Sandy Alderson denies writing letter to MLB about Billy Eppler, Mets utilizing phantom IL

So, who sent an anonymous letter tipping off Major League Baseball on a scheme former Mets GM Billy Eppler was executing to create roster spots with phantom IL stints?

We still don’t know, and we may never know.

Former team president Sandy Alderson was asked during a recent appearance on The Show podcast with Joel Sherman and Jon Heyman of the New York Post if the letter was his doing, but the long-time executive wholeheartedly denied any involvement.

“Absolutely not,” he said. “Anybody that knows me knows that’s not the avenue that I would’ve pursued. If I had wanted to communicate with the commissioner’s office, I would’ve gone directly to Dan Halem and the commissioner, people I’ve known for over 20-30 years.

“Was I a big fan of Billy’s? No, but that’s separate from anything else. As far as I’m concerned, I don’t think Major League Baseball ever determined who wrote the letter and there were things in the letter that I was unaware of, so the short answer is no.”

Alderson admitted that he himself used the phantom IL at one point during the early days of his 40-year career in baseball, but he felt terrible about it and never considered doing it again.

He also admitted that he was aware of Eppler's wrongdoings during the latter stages of his time with the Mets, and while he tried to put a stop to it, he was clearly unsuccessful.

But the thing that upset the 76-year-old the most about the incident, which resulted in a year-long ban for Eppler, was the reaction from people around the game when the news first broke.

“No one thought it was something that didn’t happen all the time,” Alderson said. “The only person who I saw that reacted that way was [another former Mets GM] Zack Scott, who does his own little podcast.

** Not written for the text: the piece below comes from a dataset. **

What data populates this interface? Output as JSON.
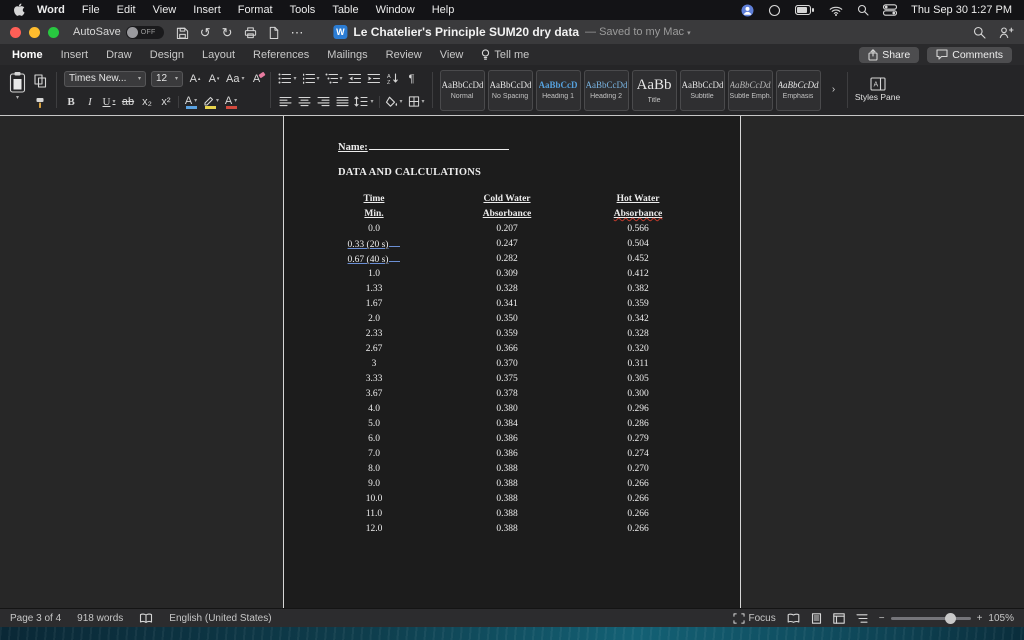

“It is not in my view a common practice, and to the extent that it is a common practice, it shouldn’t be. Clearly, there are gray areas with respect to the IL and there are judgment calls that need to be made, so Major League Baseball took action where it thought it needed to.”